Likewise, in the World Dramatic Competition, Kieran O’Rourke’s “Wish You Were Here,” starring rising Aussie thesps Joel Edgerton and Teresa Palmer, is considered a must-see for festgoers.
Three other films in the lineup have significant commercial aspirations, including Lynn Shelton’s “Your Sister’s Sister,” Andrea Arnold’s “Wuthering Heights” and Gareth Evans’ “The Raid,” which Sony Pictures Classics acquired after it rocked Toronto fest auds. Actioner is already being prepped for an English-language remake by Sony’s Screen Gems label.
The documentary competition includes works by veteran filmmakers such as Eugene Jarecki (“Why We Fight”) and Kirby Dick (“This Film Is Not Yet Rated”), who are offering “The House I Live In” and “The Invisible War,” respectively.

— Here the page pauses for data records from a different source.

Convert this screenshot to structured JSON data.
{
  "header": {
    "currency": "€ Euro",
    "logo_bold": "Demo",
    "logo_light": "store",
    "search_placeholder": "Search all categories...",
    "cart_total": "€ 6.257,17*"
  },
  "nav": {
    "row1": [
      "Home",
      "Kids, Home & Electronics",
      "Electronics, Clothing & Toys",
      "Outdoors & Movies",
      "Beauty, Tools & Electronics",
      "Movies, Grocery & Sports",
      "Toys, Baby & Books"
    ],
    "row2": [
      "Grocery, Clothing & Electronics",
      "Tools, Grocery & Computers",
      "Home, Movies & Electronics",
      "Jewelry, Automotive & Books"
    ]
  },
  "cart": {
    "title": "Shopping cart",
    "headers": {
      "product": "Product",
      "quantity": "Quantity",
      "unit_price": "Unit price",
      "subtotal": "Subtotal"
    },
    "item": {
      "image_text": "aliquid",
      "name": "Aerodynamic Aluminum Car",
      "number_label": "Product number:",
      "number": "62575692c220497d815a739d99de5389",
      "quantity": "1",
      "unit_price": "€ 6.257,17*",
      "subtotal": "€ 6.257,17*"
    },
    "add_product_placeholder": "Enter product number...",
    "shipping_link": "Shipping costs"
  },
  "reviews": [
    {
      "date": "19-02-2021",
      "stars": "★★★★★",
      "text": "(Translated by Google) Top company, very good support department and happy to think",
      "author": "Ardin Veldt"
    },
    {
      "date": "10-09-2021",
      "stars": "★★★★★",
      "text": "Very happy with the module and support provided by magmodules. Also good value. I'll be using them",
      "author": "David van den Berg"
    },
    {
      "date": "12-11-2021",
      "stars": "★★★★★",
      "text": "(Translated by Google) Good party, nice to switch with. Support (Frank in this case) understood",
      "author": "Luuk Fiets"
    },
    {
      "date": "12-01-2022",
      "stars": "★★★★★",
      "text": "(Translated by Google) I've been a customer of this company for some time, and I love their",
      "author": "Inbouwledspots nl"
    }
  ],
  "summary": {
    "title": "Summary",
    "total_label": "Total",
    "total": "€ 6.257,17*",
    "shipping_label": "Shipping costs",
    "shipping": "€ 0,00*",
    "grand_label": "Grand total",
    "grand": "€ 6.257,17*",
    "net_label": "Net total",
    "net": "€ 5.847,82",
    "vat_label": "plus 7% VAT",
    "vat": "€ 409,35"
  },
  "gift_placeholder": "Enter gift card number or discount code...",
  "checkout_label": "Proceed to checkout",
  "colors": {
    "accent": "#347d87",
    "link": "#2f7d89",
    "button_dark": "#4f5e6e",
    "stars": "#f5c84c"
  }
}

Lauren Greenfield’s “The Queen of Versailles” already stirred up pre-festival controversy with a defamation lawsuit, while “Me @ The Zoo” star Chris Crocker is no stranger to controversy himself, as he’s best known for his impassioned defense of Britney Spears that was viewed online millions of times.
Two other documentaries are provoking interest: Marius A. Markevicius basketball doc “The Other Dream Team,” which chronicles the 1992 Lithuanian Olympic hoops team led by former NBA star Sarunas Marciulionis, and Victoria Bruce and Karin Hayes’ “We’re Not Broke,” which examines how major conglomerates wiggle out of paying taxes to the U.S. government.
African-American casts highlight Spike Lee’s “Red Hook Summer” and Sheldon Candis’ “Luv,” both of which are said to feature potential breakout performances, albeit from thesps of opposing ages. TV veteran Clarke Peters, who played Det. Lester Freamon on HBO’s “The Wire,” stars as a preacher in Lee’s pic, while young thesp Michael Rainey Jr. was discovered after learning to speak fluent Italian for his debut film, “Un altro mondo.”
Sundance regular John Hawkes, who broke out in Miranda July’s “Me and You and Everyone We Know” and went on to star in “Winter’s Bone” and “Martha Marcy May Marlene,” returns with “The Surrogate,” which also marks the return of Helen Hunt.
“Tim and Eric’s Billion Dollar Movie” is the only straight comedy in the Midnight section and was snagged by Magnolia Pictures months before it was accepted into Sundance. While Tim Heidecker and Eric Wareham’s brand of comedy isn’t for everyone, Magnolia will be looking to capitalize on the massive fanbase of the duo’s cult TV show, “Time and Eric’s Awesome Show.”
Four horror films fill out the Midnight lineup, including Katie Aselton’s “Black Rock,” “The Pact,” with Casper van Dien and promising thesp Caitie Lotz; and Ricky Bates’ “Excision.” Pic features an abortion scene rumored to be “controversial,” to say the least.
Anthology film “V/H/S” is perhaps the most buzzed-about entry, though buyers predict it will be a tricky sell despite stemming from the leading names in the next generation of horror, including Ti West (“The Innkeepers”) and “You’re Next” helmer Adam Wingard.
Jon Wright’s horror-comedy “Grabbers” offers the type of high-concept material that could spark remake interest — when aliens invade an island of the coast of Ireland, its inhabitants discover that getting drunk is the only way to survive.